HKEx links up with Shanghai and Shenzhen exchanges
The joint venture provides a platform for the three bourses to offer new products; the first will be three indices to track stocks
A joint venture of the stock exchanges of Hong Kong, Shanghai and Shenzhen will launch three indices in the next two months to track cross-border stocks.
China Exchanges Services, the HK$300 million venture equally owned by the Hong Kong Exchanges and Clearing, Shanghai Stock Exchange and Shenzhen Stock Exchange, was officially set up yesterday.
Its chief executive, Bryan Chan Ping-keung, who is also the head of market data at HKEx, unveiled the roadmap at a launch event last night.

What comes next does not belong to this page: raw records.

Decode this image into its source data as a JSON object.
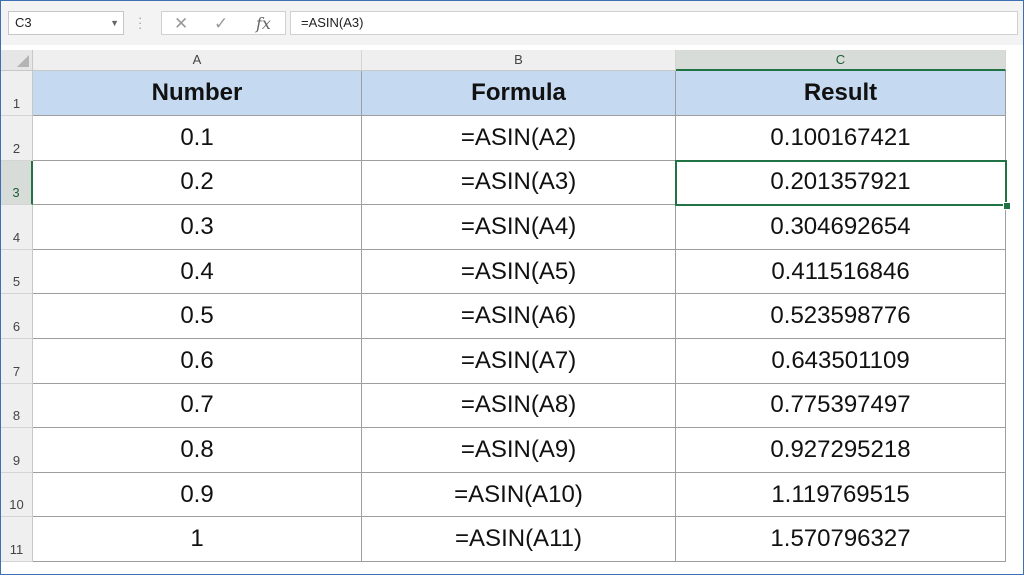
{
  "name_box": {
    "value": "C3",
    "dropdown_icon": "chevron-down-icon"
  },
  "formula_bar": {
    "cancel_icon": "close-icon",
    "enter_icon": "check-icon",
    "function_icon": "fx-icon",
    "fx_label": "fx",
    "formula": "=ASIN(A3)"
  },
  "columns": [
    "A",
    "B",
    "C"
  ],
  "selected_column": "C",
  "selected_row": 3,
  "table": {
    "headers": [
      "Number",
      "Formula",
      "Result"
    ],
    "rows": [
      {
        "row": "2",
        "number": "0.1",
        "formula": "=ASIN(A2)",
        "result": "0.100167421"
      },
      {
        "row": "3",
        "number": "0.2",
        "formula": "=ASIN(A3)",
        "result": "0.201357921"
      },
      {
        "row": "4",
        "number": "0.3",
        "formula": "=ASIN(A4)",
        "result": "0.304692654"
      },
      {
        "row": "5",
        "number": "0.4",
        "formula": "=ASIN(A5)",
        "result": "0.411516846"
      },
      {
        "row": "6",
        "number": "0.5",
        "formula": "=ASIN(A6)",
        "result": "0.523598776"
      },
      {
        "row": "7",
        "number": "0.6",
        "formula": "=ASIN(A7)",
        "result": "0.643501109"
      },
      {
        "row": "8",
        "number": "0.7",
        "formula": "=ASIN(A8)",
        "result": "0.775397497"
      },
      {
        "row": "9",
        "number": "0.8",
        "formula": "=ASIN(A9)",
        "result": "0.927295218"
      },
      {
        "row": "10",
        "number": "0.9",
        "formula": "=ASIN(A10)",
        "result": "1.119769515"
      },
      {
        "row": "11",
        "number": "1",
        "formula": "=ASIN(A11)",
        "result": "1.570796327"
      }
    ]
  },
  "header_row_label": "1",
  "colors": {
    "header_fill": "#c5d9f1",
    "selection": "#217346",
    "window_border": "#3c6fb4"
  }
}
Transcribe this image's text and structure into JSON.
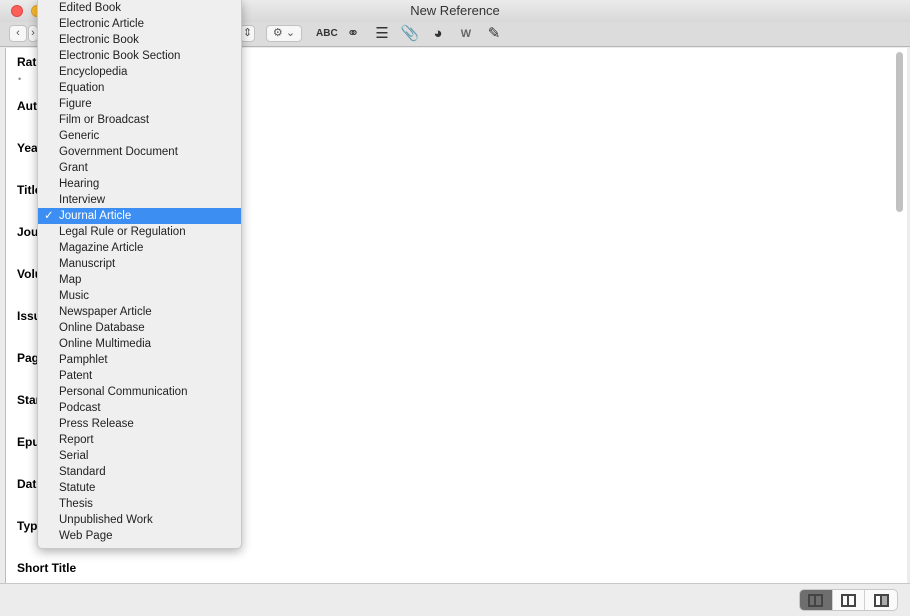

The first products to be launched by the venture will be three indices, including one to track the biggest A shares and mainland companies listed in Hong Kong.
There will be two sub-indices - one tracking A shares and one on mainland companies listed in the city.
Chan said the three indices would be licensed to investment banks and brokers to launch various types of index-related derivatives such as exchange-traded funds next year.
HKEx itself will also consider using the indices to introduce futures or options based on them.
"The joint venture provides a platform for the three stock exchanges to co-operate and launch new products," Chan said.
"This will allow the three exchanges to work together to create products for international investors to trade."
The HKEx first announced the planned joint venture in August last year during a visit by Vice-Premier Li Keqiang. In June, the three exchanges signed an agreement to set up the joint venture. It will have nine directors, with three from each exchange.
Chan, in addition to his role at the HKEx, was appointed as chief executive of the venture last month. Jiang Jianren and Mao Zhirong were named the co-chairmen.
About 20 people will be hired to run the venture.
The joint-venture deal comes as the HKEx struggles with lower turnover and declining initial public offerings. Brokers hope it will boost the exchange's competitiveness.
"The joint venture will not achieve anything in the near term but it has a positive outlook as it marks the beginning of co-operation of the mainland and Hong Kong bourses," said Kenny Lee Yiu-sun, the chief executive of First China Securities.
Christopher Cheung Wah-fung, who represents the financial services sector in the Legislative Council, said the joint venture would need to work carefully on the details of the planned cross-border index derivatives products.
"The priority would be investor protection. As the indices will track not just Hong Kong but mainland-listed stocks as well, it needs to make it clear whether the index-related derivatives would follow mainland or Hong Kong rules. It should be noted that the suspension policies and trading hours of mainland and Hong Kong exchanges are different," Cheung said.
"Ideally, it would be good if the cross-border index derivatives are traded in HKEx and the two mainland stock exchanges. But then, neither the Shanghai Stock Exchange nor the Shenzhen Stock Exchange has derivatives trading. As such, it appears only HKEx will have index derivatives trading."